|MST3K: Code Name Diamond Head (1994)|
|Starring:||Mike Nelson, Trace Beaulieu, Kevin Murphy and Jim Mallon|
|The Plot: In the not-too-distant future, Mike Nelson (Michael J. Nelson) is abducted by his boss at Gizmonic institute and shot into outer space. His boss, Dr. Forrester, then sends Mike the very worst movies that he can find in order to document his reactions. Mike, who has built two robot friends named Crow and Tom Servo, does his best to improve this bad situation by having a good time and riffing on the movies with his robot pals. In this episode, we watch Code Name: Diamond Head, which was a TV pilot that has been converted into a feature film. In our story, we follow secret agent Johnny Paul (Roy Thinnes), aka: Diamond Head, as he arrives in Oahu taking on the role of a playboy gambler. His actual mission, however, is to help stop the theft of a frightening new chemical agent which is far deadlier than anything the world has seen before it. A military made chemical agent, this toxin was stolen by the elusive double agent “Tree” (Ian McShane). Now, Johnny Paul must track down this rogue agent and put a stop to his nefarious plans before this deadly chemical falls into the wrong hands.

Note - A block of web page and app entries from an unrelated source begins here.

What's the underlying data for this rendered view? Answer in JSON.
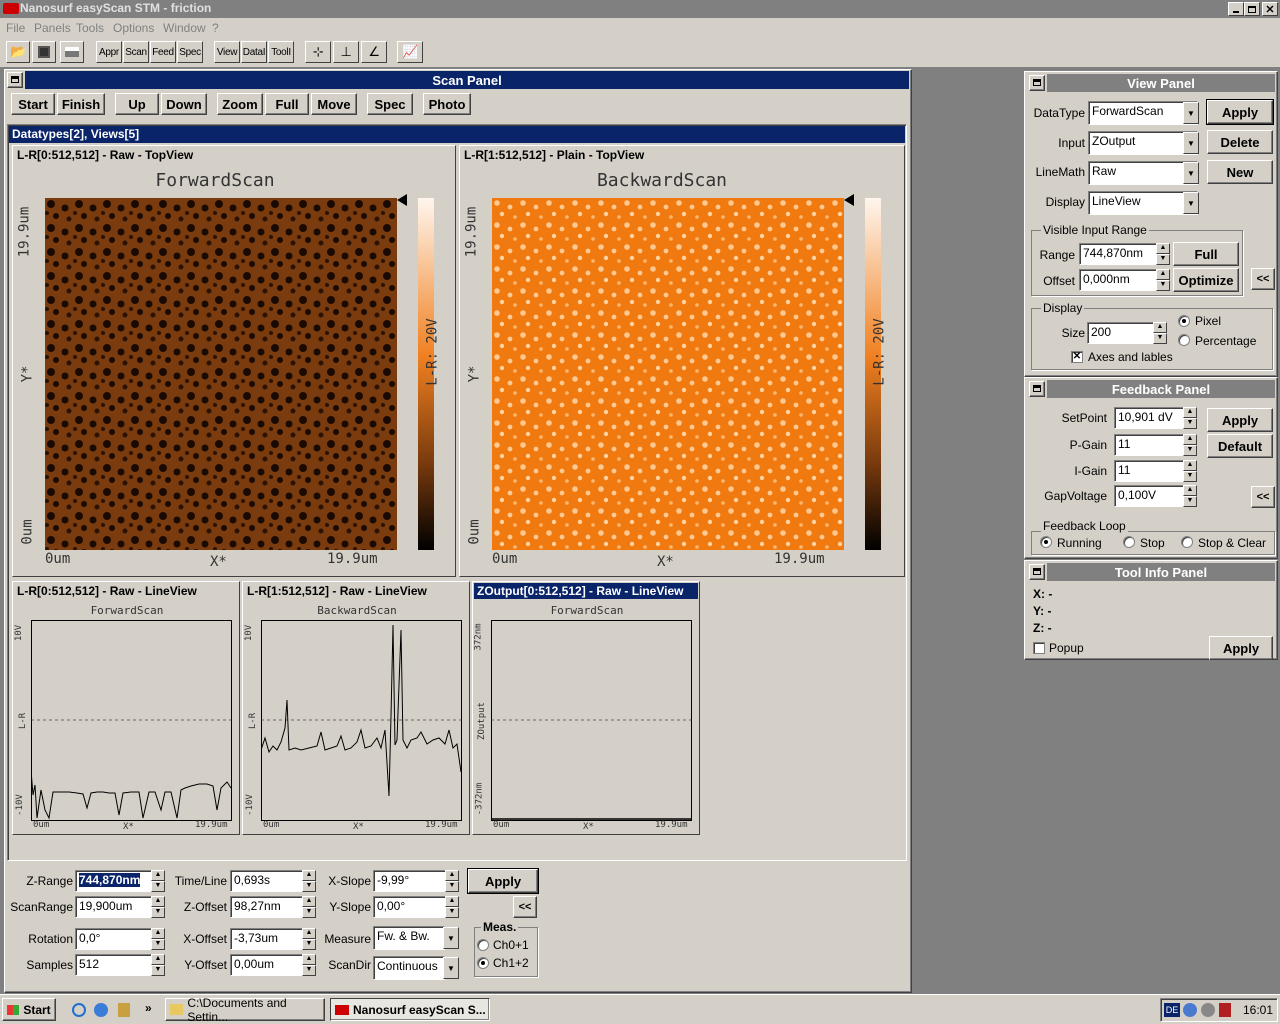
{
  "window": {
    "title": "Nanosurf easyScan STM - friction"
  },
  "menu": [
    "File",
    "Panels",
    "Tools",
    "Options",
    "Window",
    "?"
  ],
  "toolbar": {
    "buttons": [
      "Appr",
      "Scan",
      "Feed",
      "Spec",
      "View",
      "DataI",
      "ToolI"
    ]
  },
  "scan_panel": {
    "title": "Scan Panel",
    "buttons": [
      "Start",
      "Finish",
      "Up",
      "Down",
      "Zoom",
      "Full",
      "Move",
      "Spec",
      "Photo"
    ],
    "datatypes_title": "Datatypes[2], Views[5]",
    "views": [
      {
        "header": "L-R[0:512,512] - Raw - TopView",
        "title": "ForwardScan",
        "x0": "0um",
        "x1": "19.9um",
        "xl": "X*",
        "y0": "0um",
        "y1": "19.9um",
        "yl": "Y*",
        "cbar": "L-R: 20V"
      },
      {
        "header": "L-R[1:512,512] - Plain - TopView",
        "title": "BackwardScan",
        "x0": "0um",
        "x1": "19.9um",
        "xl": "X*",
        "y0": "0um",
        "y1": "19.9um",
        "yl": "Y*",
        "cbar": "L-R: 20V"
      }
    ],
    "lineviews": [
      {
        "header": "L-R[0:512,512] - Raw - LineView",
        "title": "ForwardScan",
        "ytop": "10V",
        "ymid": "L-R",
        "ybot": "-10V",
        "x0": "0um",
        "xl": "X*",
        "x1": "19.9um"
      },
      {
        "header": "L-R[1:512,512] - Raw - LineView",
        "title": "BackwardScan",
        "ytop": "10V",
        "ymid": "L-R",
        "ybot": "-10V",
        "x0": "0um",
        "xl": "X*",
        "x1": "19.9um"
      },
      {
        "header": "ZOutput[0:512,512] - Raw - LineView",
        "title": "ForwardScan",
        "ytop": "372nm",
        "ymid": "ZOutput",
        "ybot": "-372nm",
        "x0": "0um",
        "xl": "X*",
        "x1": "19.9um"
      }
    ]
  },
  "params": {
    "z_range": {
      "label": "Z-Range",
      "value": "744,870nm"
    },
    "scan_range": {
      "label": "ScanRange",
      "value": "19,900um"
    },
    "rotation": {
      "label": "Rotation",
      "value": "0,0°"
    },
    "samples": {
      "label": "Samples",
      "value": "512"
    },
    "time_line": {
      "label": "Time/Line",
      "value": "0,693s"
    },
    "z_offset": {
      "label": "Z-Offset",
      "value": "98,27nm"
    },
    "x_offset": {
      "label": "X-Offset",
      "value": "-3,73um"
    },
    "y_offset": {
      "label": "Y-Offset",
      "value": "0,00um"
    },
    "x_slope": {
      "label": "X-Slope",
      "value": "-9,99°"
    },
    "y_slope": {
      "label": "Y-Slope",
      "value": "0,00°"
    },
    "measure": {
      "label": "Measure",
      "value": "Fw. & Bw."
    },
    "scandir": {
      "label": "ScanDir",
      "value": "Continuous"
    },
    "apply": "Apply",
    "collapse": "<<",
    "meas": {
      "label": "Meas.",
      "opt1": "Ch0+1",
      "opt2": "Ch1+2"
    }
  },
  "view_panel": {
    "title": "View Panel",
    "datatype": {
      "label": "DataType",
      "value": "ForwardScan"
    },
    "input": {
      "label": "Input",
      "value": "ZOutput"
    },
    "linemath": {
      "label": "LineMath",
      "value": "Raw"
    },
    "display": {
      "label": "Display",
      "value": "LineView"
    },
    "apply": "Apply",
    "delete": "Delete",
    "new": "New",
    "vir": {
      "label": "Visible Input Range",
      "range_label": "Range",
      "range": "744,870nm",
      "offset_label": "Offset",
      "offset": "0,000nm",
      "full": "Full",
      "optimize": "Optimize"
    },
    "disp": {
      "label": "Display",
      "size_label": "Size",
      "size": "200",
      "pixel": "Pixel",
      "percentage": "Percentage",
      "axes": "Axes and lables"
    },
    "collapse": "<<"
  },
  "feedback_panel": {
    "title": "Feedback Panel",
    "setpoint": {
      "label": "SetPoint",
      "value": "10,901 dV"
    },
    "pgain": {
      "label": "P-Gain",
      "value": "11"
    },
    "igain": {
      "label": "I-Gain",
      "value": "11"
    },
    "gap": {
      "label": "GapVoltage",
      "value": "0,100V"
    },
    "apply": "Apply",
    "default": "Default",
    "collapse": "<<",
    "loop": {
      "label": "Feedback Loop",
      "running": "Running",
      "stop": "Stop",
      "stop_clear": "Stop & Clear"
    }
  },
  "tool_info": {
    "title": "Tool Info Panel",
    "x": "X: -",
    "y": "Y: -",
    "z": "Z: -",
    "popup": "Popup",
    "apply": "Apply"
  },
  "taskbar": {
    "start": "Start",
    "tasks": [
      "C:\\Documents and Settin...",
      "Nanosurf easyScan S..."
    ],
    "lang": "DE",
    "time": "16:01"
  }
}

As with any good episode of Mystery Science Theater, the best moments tend to come from the general ridiculousness found in the riffing. When the guys go off on tangents, the are at the very best. Their work becomes most interesting when they find strange obsessions that they continually reference. Scenes that revolve around characters and their obsessions with ice cubes, as well as a odd recurring reference to a scene dealing with a character picking up his luggage, make for some of the most memorable recurring jokes. However, the jokes continue to fly regardless of recurring gags, and it gives the episode a very fun vibe. While the plot within the movie seems to stall out after the first thirty minutes or so, the gang still manage to make their jokes work. Code Name: Diamond Head is the sort of movie that relies heavily on expositional dialogue instead of heavy spy action. This inevitably leads to a dreadfully tedious story that never matches the pulp atmosphere of any good James Bond story, but it does offer ample breaks within the dialogue for Mike and the bots to reel off one-liners.